• [Directions]
Copy every record that follows, word for word.

• [Stored data]
= = = = =
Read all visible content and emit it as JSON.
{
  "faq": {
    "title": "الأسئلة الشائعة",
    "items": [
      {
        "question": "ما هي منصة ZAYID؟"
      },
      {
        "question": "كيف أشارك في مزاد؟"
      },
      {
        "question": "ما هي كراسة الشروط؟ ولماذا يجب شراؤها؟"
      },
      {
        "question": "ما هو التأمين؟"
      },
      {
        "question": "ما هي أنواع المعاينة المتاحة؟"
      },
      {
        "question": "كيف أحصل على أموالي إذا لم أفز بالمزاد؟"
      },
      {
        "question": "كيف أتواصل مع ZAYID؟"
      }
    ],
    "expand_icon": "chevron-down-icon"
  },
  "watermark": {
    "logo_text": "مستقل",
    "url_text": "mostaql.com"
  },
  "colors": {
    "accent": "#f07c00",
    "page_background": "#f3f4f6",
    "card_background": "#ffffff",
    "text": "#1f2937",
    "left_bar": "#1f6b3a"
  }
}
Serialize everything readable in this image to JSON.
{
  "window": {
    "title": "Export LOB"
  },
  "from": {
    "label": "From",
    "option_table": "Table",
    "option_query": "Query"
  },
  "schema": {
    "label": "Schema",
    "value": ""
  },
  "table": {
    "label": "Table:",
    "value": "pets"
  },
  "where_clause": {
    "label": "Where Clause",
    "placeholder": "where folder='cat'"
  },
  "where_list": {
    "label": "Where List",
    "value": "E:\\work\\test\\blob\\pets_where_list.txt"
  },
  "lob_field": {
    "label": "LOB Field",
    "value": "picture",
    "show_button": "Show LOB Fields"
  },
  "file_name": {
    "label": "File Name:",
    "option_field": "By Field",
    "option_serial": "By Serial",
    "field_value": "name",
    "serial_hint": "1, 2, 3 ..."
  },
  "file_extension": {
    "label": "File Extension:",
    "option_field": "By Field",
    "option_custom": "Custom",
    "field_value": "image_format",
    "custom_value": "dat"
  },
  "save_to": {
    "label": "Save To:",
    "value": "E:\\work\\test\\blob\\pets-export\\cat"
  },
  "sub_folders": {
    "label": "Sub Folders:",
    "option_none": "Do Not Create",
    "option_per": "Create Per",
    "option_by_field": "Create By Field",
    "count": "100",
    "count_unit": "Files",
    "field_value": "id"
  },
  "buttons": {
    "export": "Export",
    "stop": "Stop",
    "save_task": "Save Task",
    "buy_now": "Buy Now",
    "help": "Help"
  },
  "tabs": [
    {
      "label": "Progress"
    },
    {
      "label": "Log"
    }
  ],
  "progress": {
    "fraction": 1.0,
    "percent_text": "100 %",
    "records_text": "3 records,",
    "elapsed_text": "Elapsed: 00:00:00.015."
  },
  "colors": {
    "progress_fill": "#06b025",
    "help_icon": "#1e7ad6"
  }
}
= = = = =
• [Answer space]
Read all visible content and emit it as JSON.
{
  "faq": {
    "title": "الأسئلة الشائعة",
    "items": [
      {
        "question": "ما هي منصة ZAYID؟"
      },
      {
        "question": "كيف أشارك في مزاد؟"
      },
      {
        "question": "ما هي كراسة الشروط؟ ولماذا يجب شراؤها؟"
      },
      {
        "question": "ما هو التأمين؟"
      },
      {
        "question": "ما هي أنواع المعاينة المتاحة؟"
      },
      {
        "question": "كيف أحصل على أموالي إذا لم أفز بالمزاد؟"
      },
      {
        "question": "كيف أتواصل مع ZAYID؟"
      }
    ],
    "expand_icon": "chevron-down-icon"
  },
  "watermark": {
    "logo_text": "مستقل",
    "url_text": "mostaql.com"
  },
  "colors": {
    "accent": "#f07c00",
    "page_background": "#f3f4f6",
    "card_background": "#ffffff",
    "text": "#1f2937",
    "left_bar": "#1f6b3a"
  }
}
Serialize everything readable in this image to JSON.
{
  "window": {
    "title": "Export LOB"
  },
  "from": {
    "label": "From",
    "option_table": "Table",
    "option_query": "Query"
  },
  "schema": {
    "label": "Schema",
    "value": ""
  },
  "table": {
    "label": "Table:",
    "value": "pets"
  },
  "where_clause": {
    "label": "Where Clause",
    "placeholder": "where folder='cat'"
  },
  "where_list": {
    "label": "Where List",
    "value": "E:\\work\\test\\blob\\pets_where_list.txt"
  },
  "lob_field": {
    "label": "LOB Field",
    "value": "picture",
    "show_button": "Show LOB Fields"
  },
  "file_name": {
    "label": "File Name:",
    "option_field": "By Field",
    "option_serial": "By Serial",
    "field_value": "name",
    "serial_hint": "1, 2, 3 ..."
  },
  "file_extension": {
    "label": "File Extension:",
    "option_field": "By Field",
    "option_custom": "Custom",
    "field_value": "image_format",
    "custom_value": "dat"
  },
  "save_to": {
    "label": "Save To:",
    "value": "E:\\work\\test\\blob\\pets-export\\cat"
  },
  "sub_folders": {
    "label": "Sub Folders:",
    "option_none": "Do Not Create",
    "option_per": "Create Per",
    "option_by_field": "Create By Field",
    "count": "100",
    "count_unit": "Files",
    "field_value": "id"
  },
  "buttons": {
    "export": "Export",
    "stop": "Stop",
    "save_task": "Save Task",
    "buy_now": "Buy Now",
    "help": "Help"
  },
  "tabs": [
    {
      "label": "Progress"
    },
    {
      "label": "Log"
    }
  ],
  "progress": {
    "fraction": 1.0,
    "percent_text": "100 %",
    "records_text": "3 records,",
    "elapsed_text": "Elapsed: 00:00:00.015."
  },
  "colors": {
    "progress_fill": "#06b025",
    "help_icon": "#1e7ad6"
  }
}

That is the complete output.